A NEW CHAPTER is set to begin at Chiang Rai’s Tham Luang cave, based on lessons learned from the 17-day ordeal of the stranded footballers and the massive international effort to rescue them from the flooded complex, as the joint rescue operation command wound up yesterday.
“The lessons from the Tham Luang incident, when presented and learned, will be useful to people across the world,” the chief of the operation, Narongsak Osottanakorn, said yesterday.
These lessons, for example, will provide safety guidance at tourist sites and equip people with basic survival skills.
“The Tham Luang cave will be developed further as an attraction and also as a museum,” Narongsak said. “We have already compiled some rescue tools [for the museum] … We have also compiled the list of rescue divers who have made valuable contributions.”
The successful operation at Tham Luang now ranks as among the world’s great rescue stories.
The search and rescue mission, which was conducted under the command of Narongsak, started on June 24 a day after 12 boys and their assistant football coach reportedly disappeared in the cave after flash floods hit the area. Officials of the Tham Luang-Khun Nam Nang Non forest park in Chiang Rai’s Mae Sai district reported their disappearance after finding their bicycles at the mouth of the cave and floodwaters covered much of the cave on the evening of June 23.
Help finally poured in from all over the world, and was integrated efficiently.
People across the globe in recent weeks had been fixated on the unfolding drama at the Tham Luang cave, with its treacherous environment marked by thin air, pitch black darkness, jagged rocks, narrow choke points, submerged passages, high water levels and unpredictable rainfall. To bring the stranded footballers out of the cave, the rescue team had to help them brave a challenging journey that required trekking and diving through very narrow tunnels.
SEAL chief Rear Admiral Apakorn Yukongkaew described the operation as “extremely difficult”.
According to him, the decision to dive the boys out was chosen partly because oxygen levels in the cave had dropped.
It dropped to 15 per cent while in normal circumstance it should have been 21 per cent.
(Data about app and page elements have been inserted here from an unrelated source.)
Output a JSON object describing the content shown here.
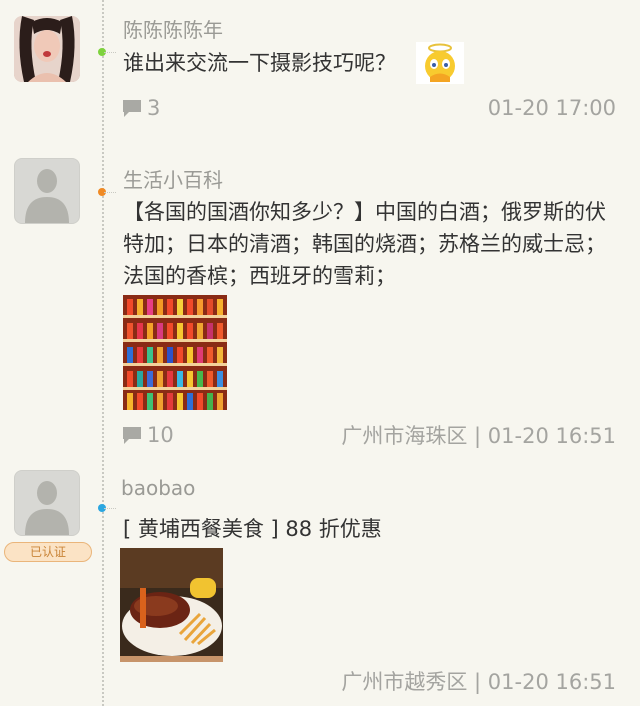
{
  "posts": [
    {
      "username": "陈陈陈陈年",
      "content": "谁出来交流一下摄影技巧呢？",
      "comment_count": "3",
      "time": "01-20 17:00",
      "avatar_icon": "user-photo",
      "emoji_icon": "angel-emoji",
      "dot_color": "#7ed23d"
    },
    {
      "username": "生活小百科",
      "content": "【各国的国酒你知多少？】中国的白酒；俄罗斯的伏特加；日本的清酒；韩国的烧酒；苏格兰的威士忌；法国的香槟；西班牙的雪莉；",
      "comment_count": "10",
      "location": "广州市海珠区",
      "time": "01-20 16:51",
      "avatar_icon": "default-user-icon",
      "dot_color": "#f08a24"
    },
    {
      "username": "baobao",
      "content": "[ 黄埔西餐美食 ] 88 折优惠",
      "badge": "已认证",
      "location": "广州市越秀区",
      "time": "01-20 16:51",
      "avatar_icon": "default-user-icon",
      "dot_color": "#2ba6e0"
    }
  ],
  "separator": " | "
}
Letting the oxygen level drop to 12 per cent could have threatened lives.
“That’s when we decided to gather the world’s best divers (for evacuations),” he said.
The united efforts of scores of people finally overcame all obstacles to enable the safe evacuations of all the 13 stranded survivors between Sunday and Tuesday.
The survivors are now under observation at Chiangrai Prachanukroh Hospital for extensive check-ups and recuperation.
Three of the boys had symptoms of pneumonia yesterday.
Their families have been allowed to see them from a distance of about two metres from behind a glass window.
They have been quarantined in order to prevent the risk of infections as the trapped boys and their coach had spent more than two weeks inside the dark and cold cave.
Doctors have assured that the football team’s members are relatively healthy.
The results of blood tests on the first four evacuees have already come out and they are good.
“These four are not carrying any infection,” the hospital said.
Narongsak, the former Chiang Rai governor who has been transferred as governor of Phayao, said the trapped boys – who have still not been allowed to check news on media – would soon recognise that millions of people had prayed for them and they would definitely want to give back to society.
He officially announced the closure of the joint rescue operation command yesterday as the stranded footballers had already been handed over to the hospital. All rescue equipment will be moved out of the cave, and the site returned to the Department of National Parks, Wildlife and Plant Conservation (DNP) for rehabilitation.
DNP deputy director-general Chongklai Worapongsathorn disclosed that the Natural Resources and Environment Ministry would submit the development plan at a public hearing on July 25.
“Local people in Chiang Rai can have a say,” he said.